Every record must appear in your reply exactly as written.

+++ SOURCE DATA

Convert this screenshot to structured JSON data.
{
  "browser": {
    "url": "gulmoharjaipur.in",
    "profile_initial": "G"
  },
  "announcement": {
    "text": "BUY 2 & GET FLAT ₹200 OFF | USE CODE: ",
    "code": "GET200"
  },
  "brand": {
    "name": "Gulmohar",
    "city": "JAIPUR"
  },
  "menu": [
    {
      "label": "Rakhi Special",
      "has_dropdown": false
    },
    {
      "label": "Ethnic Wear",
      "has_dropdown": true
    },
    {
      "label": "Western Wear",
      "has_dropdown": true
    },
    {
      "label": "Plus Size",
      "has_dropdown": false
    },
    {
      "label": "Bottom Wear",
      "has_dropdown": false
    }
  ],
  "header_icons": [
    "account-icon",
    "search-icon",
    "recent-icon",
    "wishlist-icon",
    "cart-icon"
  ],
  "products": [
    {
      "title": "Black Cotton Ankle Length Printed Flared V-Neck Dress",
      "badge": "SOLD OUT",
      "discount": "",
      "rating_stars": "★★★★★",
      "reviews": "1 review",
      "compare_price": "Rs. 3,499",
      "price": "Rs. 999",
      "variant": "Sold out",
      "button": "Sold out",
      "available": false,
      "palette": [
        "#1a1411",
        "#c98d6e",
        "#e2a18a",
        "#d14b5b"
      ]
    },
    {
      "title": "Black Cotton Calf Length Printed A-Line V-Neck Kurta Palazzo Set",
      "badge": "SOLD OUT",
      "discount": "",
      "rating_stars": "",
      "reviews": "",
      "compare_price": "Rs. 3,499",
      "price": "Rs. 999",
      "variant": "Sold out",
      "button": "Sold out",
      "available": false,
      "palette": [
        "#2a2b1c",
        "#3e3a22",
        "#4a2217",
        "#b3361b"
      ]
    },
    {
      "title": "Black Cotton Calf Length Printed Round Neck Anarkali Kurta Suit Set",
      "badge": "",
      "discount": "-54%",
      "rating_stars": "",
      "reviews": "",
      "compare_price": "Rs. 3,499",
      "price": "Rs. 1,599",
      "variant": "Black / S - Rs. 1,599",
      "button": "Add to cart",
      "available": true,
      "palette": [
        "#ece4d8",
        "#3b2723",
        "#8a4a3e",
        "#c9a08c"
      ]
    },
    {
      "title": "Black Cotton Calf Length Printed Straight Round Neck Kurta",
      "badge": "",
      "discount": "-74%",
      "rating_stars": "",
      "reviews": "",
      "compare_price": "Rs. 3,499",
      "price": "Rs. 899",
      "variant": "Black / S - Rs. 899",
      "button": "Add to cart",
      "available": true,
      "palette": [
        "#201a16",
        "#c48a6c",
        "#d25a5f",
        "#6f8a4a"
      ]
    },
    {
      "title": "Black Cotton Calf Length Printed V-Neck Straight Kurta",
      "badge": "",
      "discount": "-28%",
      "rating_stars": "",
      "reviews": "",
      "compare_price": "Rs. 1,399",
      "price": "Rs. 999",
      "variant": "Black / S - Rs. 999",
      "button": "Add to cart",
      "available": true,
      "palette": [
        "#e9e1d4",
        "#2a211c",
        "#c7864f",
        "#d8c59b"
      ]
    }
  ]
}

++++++

TASK RESPONSE →
Convert this screenshot to structured JSON data.
{
  "browser": {
    "url": "gulmoharjaipur.in",
    "profile_initial": "G"
  },
  "announcement": {
    "text": "BUY 2 & GET FLAT ₹200 OFF | USE CODE: ",
    "code": "GET200"
  },
  "brand": {
    "name": "Gulmohar",
    "city": "JAIPUR"
  },
  "menu": [
    {
      "label": "Rakhi Special",
      "has_dropdown": false
    },
    {
      "label": "Ethnic Wear",
      "has_dropdown": true
    },
    {
      "label": "Western Wear",
      "has_dropdown": true
    },
    {
      "label": "Plus Size",
      "has_dropdown": false
    },
    {
      "label": "Bottom Wear",
      "has_dropdown": false
    }
  ],
  "header_icons": [
    "account-icon",
    "search-icon",
    "recent-icon",
    "wishlist-icon",
    "cart-icon"
  ],
  "products": [
    {
      "title": "Black Cotton Ankle Length Printed Flared V-Neck Dress",
      "badge": "SOLD OUT",
      "discount": "",
      "rating_stars": "★★★★★",
      "reviews": "1 review",
      "compare_price": "Rs. 3,499",
      "price": "Rs. 999",
      "variant": "Sold out",
      "button": "Sold out",
      "available": false,
      "palette": [
        "#1a1411",
        "#c98d6e",
        "#e2a18a",
        "#d14b5b"
      ]
    },
    {
      "title": "Black Cotton Calf Length Printed A-Line V-Neck Kurta Palazzo Set",
      "badge": "SOLD OUT",
      "discount": "",
      "rating_stars": "",
      "reviews": "",
      "compare_price": "Rs. 3,499",
      "price": "Rs. 999",
      "variant": "Sold out",
      "button": "Sold out",
      "available": false,
      "palette": [
        "#2a2b1c",
        "#3e3a22",
        "#4a2217",
        "#b3361b"
      ]
    },
    {
      "title": "Black Cotton Calf Length Printed Round Neck Anarkali Kurta Suit Set",
      "badge": "",
      "discount": "-54%",
      "rating_stars": "",
      "reviews": "",
      "compare_price": "Rs. 3,499",
      "price": "Rs. 1,599",
      "variant": "Black / S - Rs. 1,599",
      "button": "Add to cart",
      "available": true,
      "palette": [
        "#ece4d8",
        "#3b2723",
        "#8a4a3e",
        "#c9a08c"
      ]
    },
    {
      "title": "Black Cotton Calf Length Printed Straight Round Neck Kurta",
      "badge": "",
      "discount": "-74%",
      "rating_stars": "",
      "reviews": "",
      "compare_price": "Rs. 3,499",
      "price": "Rs. 899",
      "variant": "Black / S - Rs. 899",
      "button": "Add to cart",
      "available": true,
      "palette": [
        "#201a16",
        "#c48a6c",
        "#d25a5f",
        "#6f8a4a"
      ]
    },
    {
      "title": "Black Cotton Calf Length Printed V-Neck Straight Kurta",
      "badge": "",
      "discount": "-28%",
      "rating_stars": "",
      "reviews": "",
      "compare_price": "Rs. 1,399",
      "price": "Rs. 999",
      "variant": "Black / S - Rs. 999",
      "button": "Add to cart",
      "available": true,
      "palette": [
        "#e9e1d4",
        "#2a211c",
        "#c7864f",
        "#d8c59b"
      ]
    }
  ]
}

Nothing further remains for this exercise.